A concrete 3D printed pavilion

In a collaboration between Prof. Herrmann and Prof. Spaeth of the German Technische Hochschule Lübeck, Dutch specialist in 3D printing Vertico, and construction materials company Sika, the pavilion uses age-old structural principles as well as cutting-edge production techniques in concrete 3D printing.

The pavilion was created to demonstrate the power of concrete 3D printing and overcoming traditional manufacturing constraints. The overall shape of the structure comes from a computational form-finding process based on structural simulations generating a compression-only shell structure. The shape consists of planar hexagonal tiles that allow for efficient printing on a planar printing bed.

The resulting pavilion consists of a dome of 102 interlocking stones spanning about 4.5 m in diameter, which were printed in two days. The fully digitized process, from design to production, and the flexible 3D printing enables a vast range of different geometries for the stones and subsequently for the overall shape without additional effort.
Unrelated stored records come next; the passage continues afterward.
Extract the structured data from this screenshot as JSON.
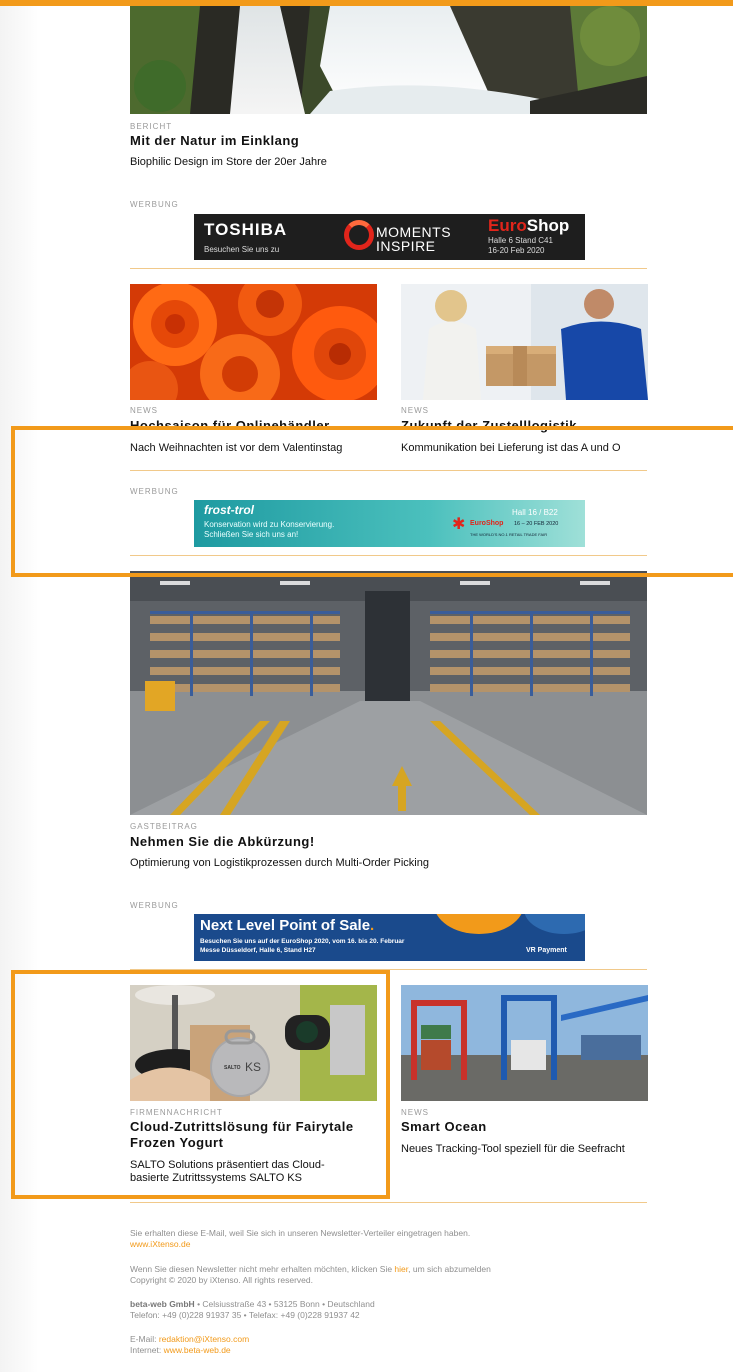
{
  "articles": [
    {
      "kicker": "BERICHT",
      "title": "Mit der Natur im Einklang",
      "sub": "Biophilic Design im Store der 20er Jahre"
    },
    {
      "kicker": "NEWS",
      "title": "Hochsaison für Onlinehändler",
      "sub": "Nach Weihnachten ist vor dem Valentinstag"
    },
    {
      "kicker": "NEWS",
      "title": "Zukunft der Zustelllogistik",
      "sub": "Kommunikation bei Lieferung ist das A und O"
    },
    {
      "kicker": "GASTBEITRAG",
      "title": "Nehmen Sie die Abkürzung!",
      "sub": "Optimierung von Logistikprozessen durch Multi-Order Picking"
    },
    {
      "kicker": "FIRMENNACHRICHT",
      "title_line1": "Cloud-Zutrittslösung für Fairytale",
      "title_line2": "Frozen Yogurt",
      "sub_line1": "SALTO Solutions präsentiert das Cloud-",
      "sub_line2": "basierte Zutrittssystems SALTO KS"
    },
    {
      "kicker": "NEWS",
      "title": "Smart Ocean",
      "sub": "Neues Tracking-Tool speziell für die Seefracht"
    }
  ],
  "ads": {
    "label": "WERBUNG",
    "toshiba": {
      "brand": "TOSHIBA",
      "tagline": "Besuchen Sie uns zu",
      "moments1": "MOMENTS",
      "moments2": "INSPIRE",
      "euro": "Euro",
      "shop": "Shop",
      "hall": "Halle 6 Stand C41",
      "dates": "16-20 Feb 2020"
    },
    "frost": {
      "brand": "frost-trol",
      "line1": "Konservation wird zu Konservierung.",
      "line2": "Schließen Sie sich uns an!",
      "hall": "Hall 16 / B22",
      "euroshop": "EuroShop",
      "dates": "16 – 20 FEB 2020",
      "fair": "THE WORLD'S NO.1 RETAIL TRADE FAIR"
    },
    "vr": {
      "headline": "Next Level Point of Sale",
      "dot": ".",
      "line1": "Besuchen Sie uns auf der EuroShop 2020, vom 16. bis 20. Februar",
      "line2": "Messe Düsseldorf, Halle 6, Stand H27",
      "brand": "VR Payment"
    }
  },
  "salto_tag": {
    "brand": "SALTO",
    "model": "KS"
  },
  "footer": {
    "p1": "Sie erhalten diese E-Mail, weil Sie sich in unseren Newsletter-Verteiler eingetragen haben.",
    "site": "www.iXtenso.de",
    "p2a": "Wenn Sie diesen Newsletter nicht mehr erhalten möchten, klicken Sie ",
    "p2link": "hier",
    "p2b": ", um sich abzumelden",
    "copy": "Copyright © 2020 by iXtenso. All rights reserved.",
    "company": "beta-web GmbH",
    "address": " • Celsiusstraße 43 • 53125 Bonn • Deutschland",
    "phone": "Telefon: +49 (0)228 91937 35 • Telefax: +49 (0)228 91937 42",
    "email_label": "E-Mail: ",
    "email": "redaktion@iXtenso.com",
    "internet_label": "Internet: ",
    "internet": "www.beta-web.de"
  },
  "colors": {
    "accent": "#f29a1a",
    "rule": "#f1c98a"
  }
}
The structure uses old principles that prioritise form and function, which through 3D printing, can become cost-effective. In addition, the pavilion was designed for disassembly to reduce waste. The contact surfaces are coated with a non-adhesive agent to eliminate the potential transfer of tensile forces and to allow for easier disassembly. The pavilion uses materials where they are most efficient: concrete for compression, and steel in tensile.

The pavilion was revealed at the Nordbau 2023, a trade fair for construction at Neumünster, Schleswig Holstein.

Photos: Vertico